Our study has several strengths. We were able to analyze the dose–response relationship of supplement use over a long period of time, which is likely necessary for biological plausibility. Our study examines the effect of individual supplements and our measure of supplement use has been validated (41). We controlled for the strong confounding effect of tobacco and examined multiple other variables that affect the risk of incident lung cancer. Finally, the SEER database is complete and accurate.
Residual confounding might bias our results. For example, although an association with lung cancer has been reported for education and BMI, even when adjusted for tobacco exposure and/or physical activity and dietary variables (53, 54), residual confounding may still affect these results. However, when we adjusted for BMI and education, together with other potential confounders, the HRs and statistical significance for multivitamin, vitamin C, vitamin E, and folate supplementation did not substantively change. Thus, it is unlikely residual confounding significantly biases our results.
Our study has some potential limitations. Even with this very large cohort, the ability to detect a non-null result is limited to at least a 30% difference in incidence. The VITAL cohort was predominantly white and there were fewer current smokers than the proportion in the United States as a whole. Although these demographic factors may limit generalizability, they increase our internal validity by providing a wide range of supplement intensity and duration. In addition, because this is a prospective cohort study, we avoid selection bias.
Given the large population of current and former smokers at risk, the wide use of supplemental vitamins, and the extensive mortality and morbidity burden of lung cancer, evaluating the potential effects of vitamin supplementation has significant public health and resource implications. Although early detection is currently of great interest (55), it is as yet unproven (6) and chemoprevention remains an essential avenue to explore. This study of supplemental multivitamins, vitamin C, vitamin E, and folate did not show any evidence for a decreased risk of lung cancer. Indeed, increasing intake of supplemental vitamin E was associated with a slightly increased risk of lung cancer. Future studies may focus on other components of fruit and vegetables that may explain the decreased risk that has been associated with fruit and vegetables (56). Our results, in combination with other intervention and cohort studies that have not found a decreased risk of incident lung cancer for users of supplemental multivitamins, vitamin C, vitamin E, and folate, should prompt clinicians to counsel patients that these supplements are unlikely to reduce the risk of lung cancer and may be detrimental.
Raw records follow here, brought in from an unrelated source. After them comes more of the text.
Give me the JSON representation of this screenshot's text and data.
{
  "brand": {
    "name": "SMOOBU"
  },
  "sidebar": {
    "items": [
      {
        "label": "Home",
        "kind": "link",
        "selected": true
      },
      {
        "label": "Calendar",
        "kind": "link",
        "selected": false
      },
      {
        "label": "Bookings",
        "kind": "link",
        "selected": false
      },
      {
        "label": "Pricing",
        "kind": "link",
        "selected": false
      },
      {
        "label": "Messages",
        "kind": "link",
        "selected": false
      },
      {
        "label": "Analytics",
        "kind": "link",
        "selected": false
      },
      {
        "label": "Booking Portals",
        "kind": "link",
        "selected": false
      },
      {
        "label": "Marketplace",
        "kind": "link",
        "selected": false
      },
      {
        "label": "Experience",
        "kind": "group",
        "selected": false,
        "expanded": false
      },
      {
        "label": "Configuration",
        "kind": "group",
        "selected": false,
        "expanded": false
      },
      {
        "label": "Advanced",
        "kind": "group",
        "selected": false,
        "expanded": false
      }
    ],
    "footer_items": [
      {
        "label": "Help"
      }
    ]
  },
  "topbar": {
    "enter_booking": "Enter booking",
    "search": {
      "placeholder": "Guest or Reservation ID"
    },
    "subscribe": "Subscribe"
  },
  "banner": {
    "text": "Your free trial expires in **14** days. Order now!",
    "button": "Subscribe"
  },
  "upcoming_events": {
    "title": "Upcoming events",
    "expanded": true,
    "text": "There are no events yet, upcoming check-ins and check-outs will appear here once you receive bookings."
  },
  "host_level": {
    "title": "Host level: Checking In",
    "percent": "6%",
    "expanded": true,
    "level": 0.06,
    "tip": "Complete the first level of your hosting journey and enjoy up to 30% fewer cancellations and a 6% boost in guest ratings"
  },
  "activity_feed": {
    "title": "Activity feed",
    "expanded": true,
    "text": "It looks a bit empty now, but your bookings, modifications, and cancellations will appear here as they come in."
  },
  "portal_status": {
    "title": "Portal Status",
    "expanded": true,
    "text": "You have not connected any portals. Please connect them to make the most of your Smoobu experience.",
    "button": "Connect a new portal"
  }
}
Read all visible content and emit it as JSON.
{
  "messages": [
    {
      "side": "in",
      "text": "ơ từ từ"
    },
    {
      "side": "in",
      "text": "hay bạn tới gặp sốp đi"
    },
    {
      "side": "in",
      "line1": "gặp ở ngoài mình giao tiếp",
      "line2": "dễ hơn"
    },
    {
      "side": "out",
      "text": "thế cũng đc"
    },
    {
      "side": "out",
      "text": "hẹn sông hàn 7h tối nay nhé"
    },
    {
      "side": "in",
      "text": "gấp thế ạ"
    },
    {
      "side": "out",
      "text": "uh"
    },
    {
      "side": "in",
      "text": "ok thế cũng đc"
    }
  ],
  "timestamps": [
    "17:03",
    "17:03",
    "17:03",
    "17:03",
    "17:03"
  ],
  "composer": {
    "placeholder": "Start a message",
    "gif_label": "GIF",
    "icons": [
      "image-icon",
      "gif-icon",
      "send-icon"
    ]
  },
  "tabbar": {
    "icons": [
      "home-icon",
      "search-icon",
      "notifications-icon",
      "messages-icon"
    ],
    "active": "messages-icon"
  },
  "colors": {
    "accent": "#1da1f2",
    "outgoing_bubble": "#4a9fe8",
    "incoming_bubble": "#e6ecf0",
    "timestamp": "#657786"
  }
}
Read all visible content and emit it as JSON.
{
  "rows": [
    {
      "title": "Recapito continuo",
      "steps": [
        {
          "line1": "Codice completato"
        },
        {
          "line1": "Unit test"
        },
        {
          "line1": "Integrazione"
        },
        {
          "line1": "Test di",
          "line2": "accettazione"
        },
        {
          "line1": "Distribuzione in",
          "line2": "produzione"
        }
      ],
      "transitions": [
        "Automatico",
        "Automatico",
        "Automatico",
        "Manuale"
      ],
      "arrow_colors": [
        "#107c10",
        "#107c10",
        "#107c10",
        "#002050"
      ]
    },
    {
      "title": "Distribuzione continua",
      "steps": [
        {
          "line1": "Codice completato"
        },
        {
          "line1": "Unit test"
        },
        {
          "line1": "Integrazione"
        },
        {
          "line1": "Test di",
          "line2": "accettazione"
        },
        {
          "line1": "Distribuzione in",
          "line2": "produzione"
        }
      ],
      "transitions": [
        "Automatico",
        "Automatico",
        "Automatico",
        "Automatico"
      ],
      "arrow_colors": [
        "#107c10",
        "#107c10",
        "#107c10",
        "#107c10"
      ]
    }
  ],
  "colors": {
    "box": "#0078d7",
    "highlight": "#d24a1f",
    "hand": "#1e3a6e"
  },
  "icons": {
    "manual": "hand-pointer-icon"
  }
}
Supported by grant CA74846 from the National Cancer Institute.
Originally Published in Press as DOI: 10.1164/rccm.200709-1398OC on November 7, 2007
Conflict of Interest Statement: None of the authors has a financial relationship with a commercial entity that has an interest in the subject of this manuscript.